Aim of the exercise →
Reproduce the lines below exactly. Skip images.

[Source data]
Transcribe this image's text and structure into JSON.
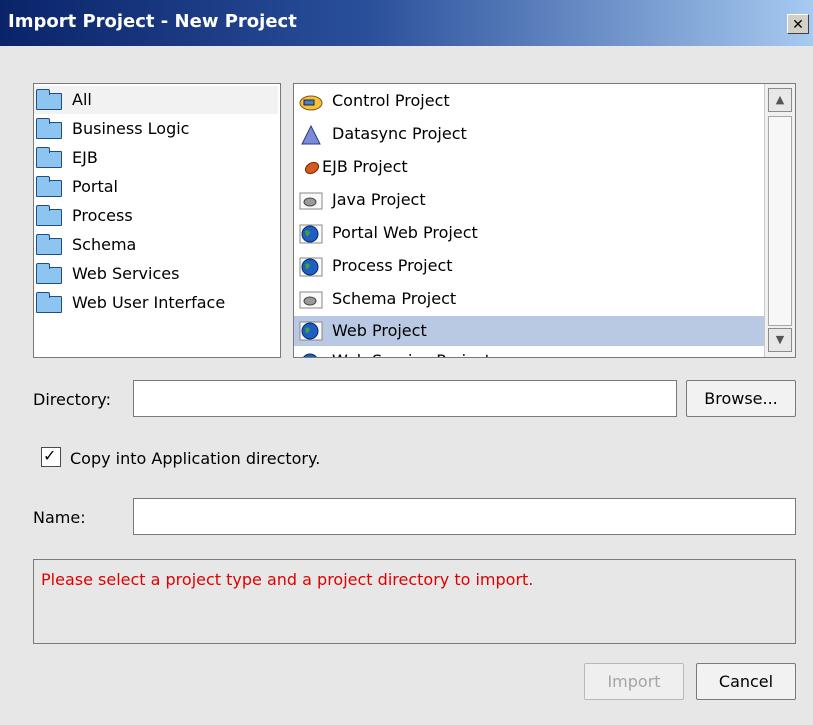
{
  "window": {
    "title": "Import Project - New Project",
    "close_label": "✕"
  },
  "categories": [
    {
      "label": "All"
    },
    {
      "label": "Business Logic"
    },
    {
      "label": "EJB"
    },
    {
      "label": "Portal"
    },
    {
      "label": "Process"
    },
    {
      "label": "Schema"
    },
    {
      "label": "Web Services"
    },
    {
      "label": "Web User Interface"
    }
  ],
  "project_types": [
    {
      "label": "Control Project"
    },
    {
      "label": "Datasync Project"
    },
    {
      "label": "EJB Project"
    },
    {
      "label": "Java Project"
    },
    {
      "label": "Portal Web Project"
    },
    {
      "label": "Process Project"
    },
    {
      "label": "Schema Project"
    },
    {
      "label": "Web Project"
    },
    {
      "label": "Web Service Project"
    }
  ],
  "directory": {
    "label": "Directory:",
    "value": "",
    "browse_label": "Browse..."
  },
  "copy_checkbox": {
    "label": "Copy into Application directory.",
    "checked": true
  },
  "name_field": {
    "label": "Name:",
    "value": ""
  },
  "message": "Please select a project type and a project directory to import.",
  "buttons": {
    "import_label": "Import",
    "cancel_label": "Cancel"
  }
}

Problem solution →
Transcribe this image's text and structure into JSON.
{
  "window": {
    "title": "Import Project - New Project",
    "close_label": "✕"
  },
  "categories": [
    {
      "label": "All"
    },
    {
      "label": "Business Logic"
    },
    {
      "label": "EJB"
    },
    {
      "label": "Portal"
    },
    {
      "label": "Process"
    },
    {
      "label": "Schema"
    },
    {
      "label": "Web Services"
    },
    {
      "label": "Web User Interface"
    }
  ],
  "project_types": [
    {
      "label": "Control Project"
    },
    {
      "label": "Datasync Project"
    },
    {
      "label": "EJB Project"
    },
    {
      "label": "Java Project"
    },
    {
      "label": "Portal Web Project"
    },
    {
      "label": "Process Project"
    },
    {
      "label": "Schema Project"
    },
    {
      "label": "Web Project"
    },
    {
      "label": "Web Service Project"
    }
  ],
  "directory": {
    "label": "Directory:",
    "value": "",
    "browse_label": "Browse..."
  },
  "copy_checkbox": {
    "label": "Copy into Application directory.",
    "checked": true
  },
  "name_field": {
    "label": "Name:",
    "value": ""
  },
  "message": "Please select a project type and a project directory to import.",
  "buttons": {
    "import_label": "Import",
    "cancel_label": "Cancel"
  }
}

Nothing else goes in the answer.